Data about app and page elements
== Segment start ==

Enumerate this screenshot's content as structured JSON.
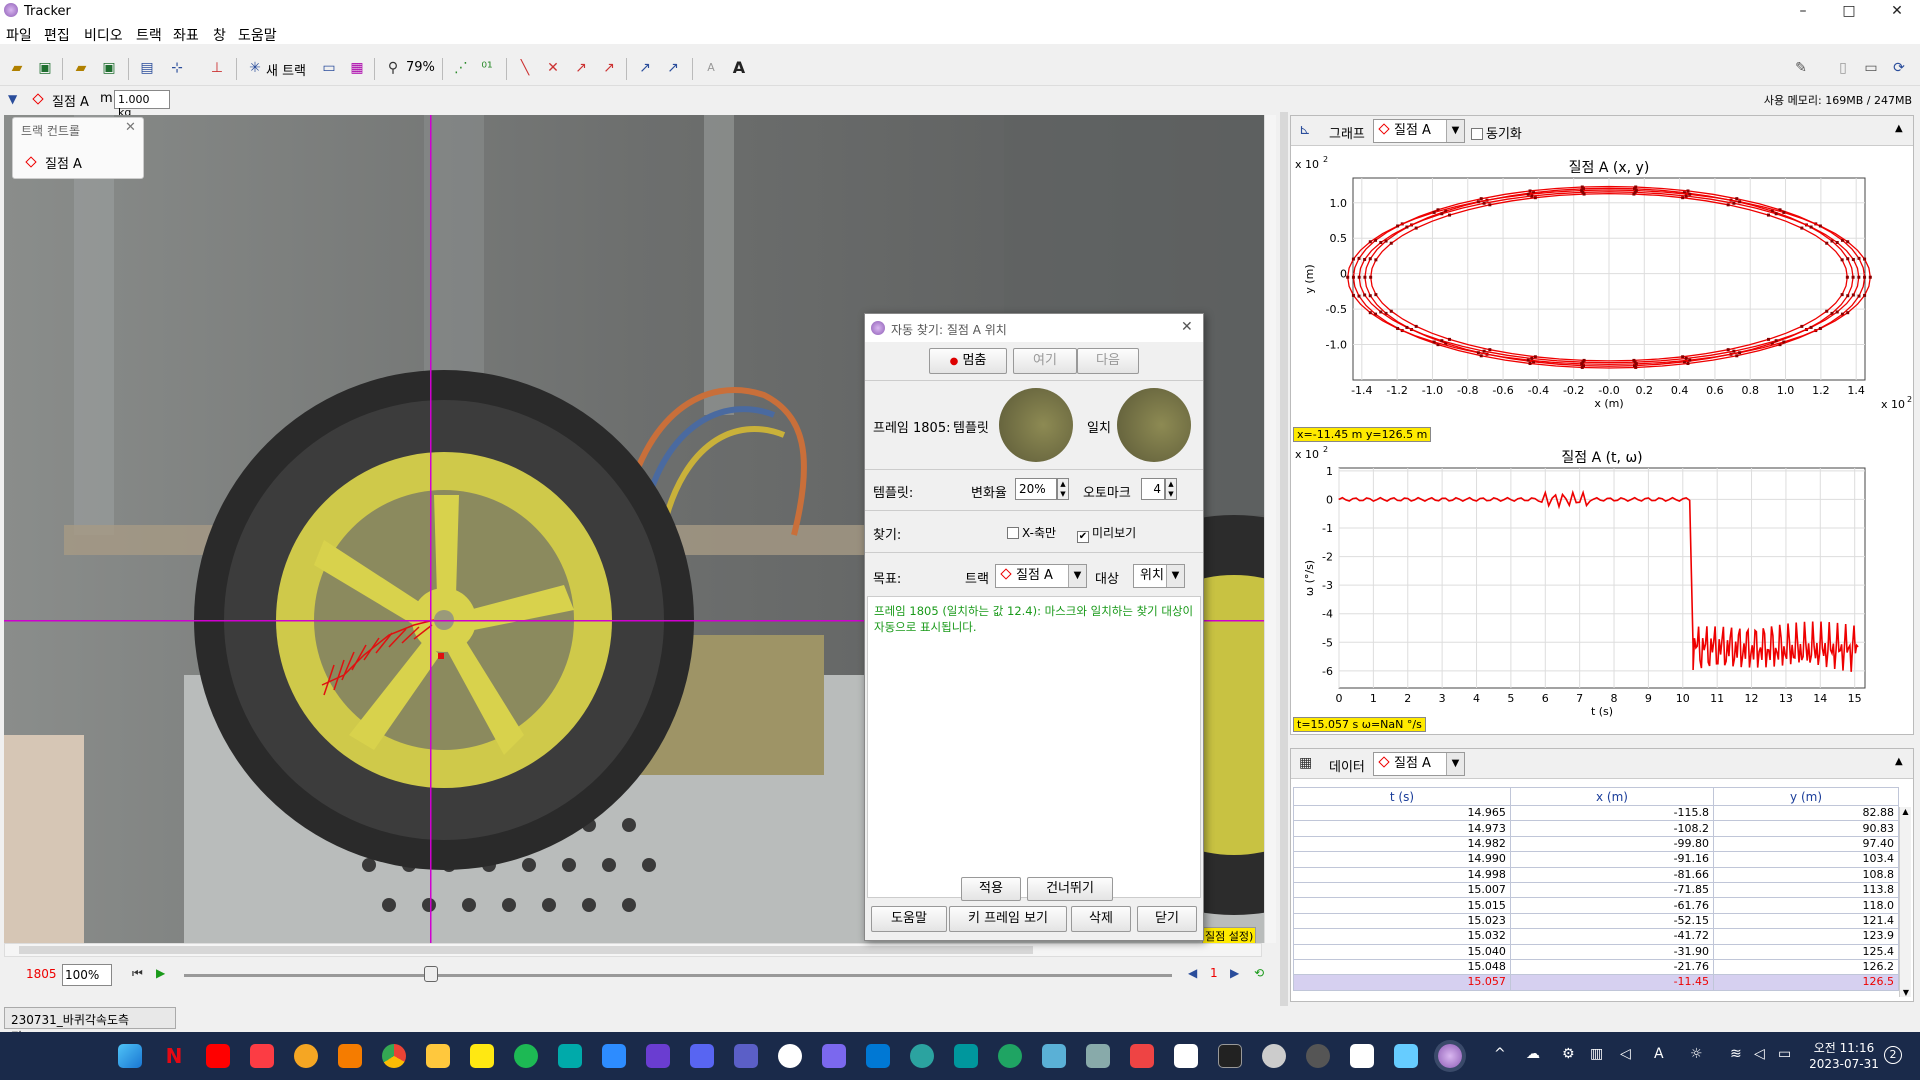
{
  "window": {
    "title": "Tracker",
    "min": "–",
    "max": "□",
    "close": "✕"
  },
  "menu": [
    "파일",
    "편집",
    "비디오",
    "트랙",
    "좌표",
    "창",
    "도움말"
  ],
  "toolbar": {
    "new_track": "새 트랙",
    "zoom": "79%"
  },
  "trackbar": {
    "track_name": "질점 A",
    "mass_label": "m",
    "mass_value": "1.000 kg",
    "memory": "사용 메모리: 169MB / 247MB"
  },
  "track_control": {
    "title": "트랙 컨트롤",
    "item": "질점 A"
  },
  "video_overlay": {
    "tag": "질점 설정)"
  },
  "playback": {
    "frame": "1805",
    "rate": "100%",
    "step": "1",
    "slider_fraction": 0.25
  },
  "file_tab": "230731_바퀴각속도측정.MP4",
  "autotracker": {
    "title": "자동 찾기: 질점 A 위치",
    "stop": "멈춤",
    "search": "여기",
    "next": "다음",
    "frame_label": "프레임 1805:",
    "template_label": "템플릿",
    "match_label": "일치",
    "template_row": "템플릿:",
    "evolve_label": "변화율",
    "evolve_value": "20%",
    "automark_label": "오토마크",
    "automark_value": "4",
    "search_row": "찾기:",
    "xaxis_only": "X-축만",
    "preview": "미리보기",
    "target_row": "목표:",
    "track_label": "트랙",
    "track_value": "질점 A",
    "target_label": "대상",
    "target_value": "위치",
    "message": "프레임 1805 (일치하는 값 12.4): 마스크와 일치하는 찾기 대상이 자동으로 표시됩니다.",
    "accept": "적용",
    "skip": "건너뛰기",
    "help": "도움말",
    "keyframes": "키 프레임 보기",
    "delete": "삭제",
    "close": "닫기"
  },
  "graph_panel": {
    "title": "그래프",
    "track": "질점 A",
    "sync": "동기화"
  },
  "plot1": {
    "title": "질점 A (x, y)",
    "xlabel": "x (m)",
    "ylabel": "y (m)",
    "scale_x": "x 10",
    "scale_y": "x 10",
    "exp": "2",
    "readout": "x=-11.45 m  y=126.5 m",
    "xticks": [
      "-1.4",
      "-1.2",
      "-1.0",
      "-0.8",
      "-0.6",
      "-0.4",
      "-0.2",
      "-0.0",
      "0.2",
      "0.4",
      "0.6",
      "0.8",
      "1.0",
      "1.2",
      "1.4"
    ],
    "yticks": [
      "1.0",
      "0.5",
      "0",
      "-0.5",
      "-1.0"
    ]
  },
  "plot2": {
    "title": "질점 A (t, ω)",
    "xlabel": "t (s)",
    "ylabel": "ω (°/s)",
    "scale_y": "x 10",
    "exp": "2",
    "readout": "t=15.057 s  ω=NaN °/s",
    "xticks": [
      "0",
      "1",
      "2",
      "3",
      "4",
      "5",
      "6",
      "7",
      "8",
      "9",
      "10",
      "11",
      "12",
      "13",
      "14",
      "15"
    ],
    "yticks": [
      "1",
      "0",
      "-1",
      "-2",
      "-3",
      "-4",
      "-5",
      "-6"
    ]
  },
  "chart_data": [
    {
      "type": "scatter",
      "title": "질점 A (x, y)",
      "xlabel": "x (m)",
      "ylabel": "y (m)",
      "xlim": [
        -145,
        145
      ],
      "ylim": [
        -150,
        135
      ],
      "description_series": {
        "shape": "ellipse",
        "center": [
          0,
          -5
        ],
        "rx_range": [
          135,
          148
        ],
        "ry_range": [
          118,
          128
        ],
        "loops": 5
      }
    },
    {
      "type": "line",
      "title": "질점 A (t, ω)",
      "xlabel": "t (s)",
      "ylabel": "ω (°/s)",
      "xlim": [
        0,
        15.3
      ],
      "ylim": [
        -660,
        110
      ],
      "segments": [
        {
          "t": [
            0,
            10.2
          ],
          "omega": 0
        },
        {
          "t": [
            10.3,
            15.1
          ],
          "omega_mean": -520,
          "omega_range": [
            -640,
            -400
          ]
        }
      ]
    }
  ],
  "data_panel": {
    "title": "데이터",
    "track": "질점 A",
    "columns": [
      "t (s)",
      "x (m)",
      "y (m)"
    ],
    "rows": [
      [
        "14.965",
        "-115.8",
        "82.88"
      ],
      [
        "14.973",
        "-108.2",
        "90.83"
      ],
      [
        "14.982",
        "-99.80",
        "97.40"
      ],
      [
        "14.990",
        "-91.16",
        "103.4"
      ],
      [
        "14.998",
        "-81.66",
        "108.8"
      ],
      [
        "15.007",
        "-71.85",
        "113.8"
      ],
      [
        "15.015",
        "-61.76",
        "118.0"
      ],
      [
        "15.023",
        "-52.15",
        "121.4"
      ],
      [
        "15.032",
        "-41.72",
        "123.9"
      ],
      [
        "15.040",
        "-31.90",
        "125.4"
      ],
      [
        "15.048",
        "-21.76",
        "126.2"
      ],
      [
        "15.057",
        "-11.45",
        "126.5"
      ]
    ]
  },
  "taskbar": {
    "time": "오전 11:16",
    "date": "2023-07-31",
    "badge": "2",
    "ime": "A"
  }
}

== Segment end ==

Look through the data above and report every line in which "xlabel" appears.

    "xlabel": "x (m)",
    "xlabel": "t (s)",
      "xlabel": "x (m)",
      "xlabel": "t (s)",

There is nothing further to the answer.